These dance routines, powered by Onikeku’s emotive, arresting choreography are easily the best parts of the show, as they transcend the inadequacies in the writing and technical glitches that crop up one too many times. Constrained by budgetary limitations and technical deficiencies, the performers make do with clumsy microphone exchanges and slight delays in fixing sound equipment.
The writing could have done with a bit more detailed research especially in the areas of medical importance. The medical condition described by the character in the first vignette is likelier to produce a postural defect called Kyphosis instead of Scoliosis as concluded by the writer.

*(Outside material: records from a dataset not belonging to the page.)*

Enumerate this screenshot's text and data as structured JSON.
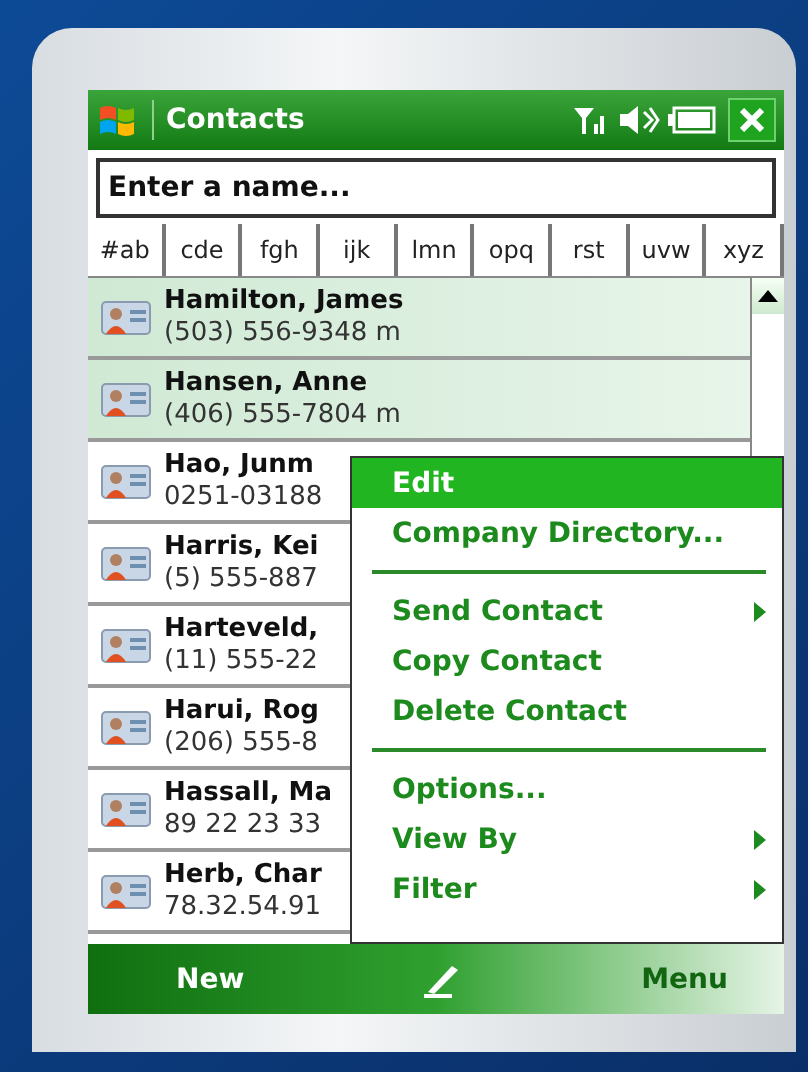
{
  "title_bar": {
    "title": "Contacts"
  },
  "search": {
    "placeholder": "Enter a name..."
  },
  "letter_tabs": [
    {
      "label": "#ab"
    },
    {
      "label": "cde"
    },
    {
      "label": "fgh"
    },
    {
      "label": "ijk"
    },
    {
      "label": "lmn"
    },
    {
      "label": "opq"
    },
    {
      "label": "rst"
    },
    {
      "label": "uvw"
    },
    {
      "label": "xyz"
    }
  ],
  "contacts": [
    {
      "name": "Hamilton, James",
      "phone": "(503) 556-9348  m",
      "selected": true
    },
    {
      "name": "Hansen, Anne",
      "phone": "(406) 555-7804  m",
      "selected": true
    },
    {
      "name": "Hao, Junm",
      "phone": "0251-03188",
      "selected": false
    },
    {
      "name": "Harris, Kei",
      "phone": "(5) 555-887",
      "selected": false
    },
    {
      "name": "Harteveld,",
      "phone": "(11) 555-22",
      "selected": false
    },
    {
      "name": "Harui, Rog",
      "phone": "(206) 555-8",
      "selected": false
    },
    {
      "name": "Hassall, Ma",
      "phone": "89 22 23 33",
      "selected": false
    },
    {
      "name": "Herb, Char",
      "phone": "78.32.54.91",
      "selected": false
    }
  ],
  "context_menu": [
    {
      "kind": "item",
      "label": "Edit",
      "selected": true,
      "submenu": false
    },
    {
      "kind": "item",
      "label": "Company Directory...",
      "selected": false,
      "submenu": false
    },
    {
      "kind": "separator"
    },
    {
      "kind": "item",
      "label": "Send Contact",
      "selected": false,
      "submenu": true
    },
    {
      "kind": "item",
      "label": "Copy Contact",
      "selected": false,
      "submenu": false
    },
    {
      "kind": "item",
      "label": "Delete Contact",
      "selected": false,
      "submenu": false
    },
    {
      "kind": "separator"
    },
    {
      "kind": "item",
      "label": "Options...",
      "selected": false,
      "submenu": false
    },
    {
      "kind": "item",
      "label": "View By",
      "selected": false,
      "submenu": true
    },
    {
      "kind": "item",
      "label": "Filter",
      "selected": false,
      "submenu": true
    }
  ],
  "soft_keys": {
    "left": "New",
    "right": "Menu"
  }
}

A second character narrates how he became semi-paralysed after he was administered the wrong injection by a less than qualified nurse following a febrile episode. In reality, it isn’t necessarily the wrong injection that would cause his paralysis, but what part of the buttocks it was administered, hitting a nerve and damaging it in the process.
These complains dilute but do not diminish the ultimate power of Iwa L’ewa as entertaining piece of art and as stark social commentary effective for advocacy. The actors are in superb form, from the engaging first arc to the impressive second part where the actor who has one disabled leg keeps up and even outpaces his colleagues in terms of perfecting the demanding physical routines, to the rousing finish. Their struggles of the characters that people Iwa L’ewa are singular but there is also a unity of purpose as the dancers merge and weave and interlock their bodies to create a visual spectacle. The colour coded costumes and use of lighting make the showcase easy on the eyes and the accompanying music is in turns haunting and jubilant.
Iwa L’ewa may yet be a few steps from perfection but Onikeku and his team have crafted a potent, visceral affirmation of life, one that mirrors real life and reveals ways in which humanity can be better. Isn’t that the point of art?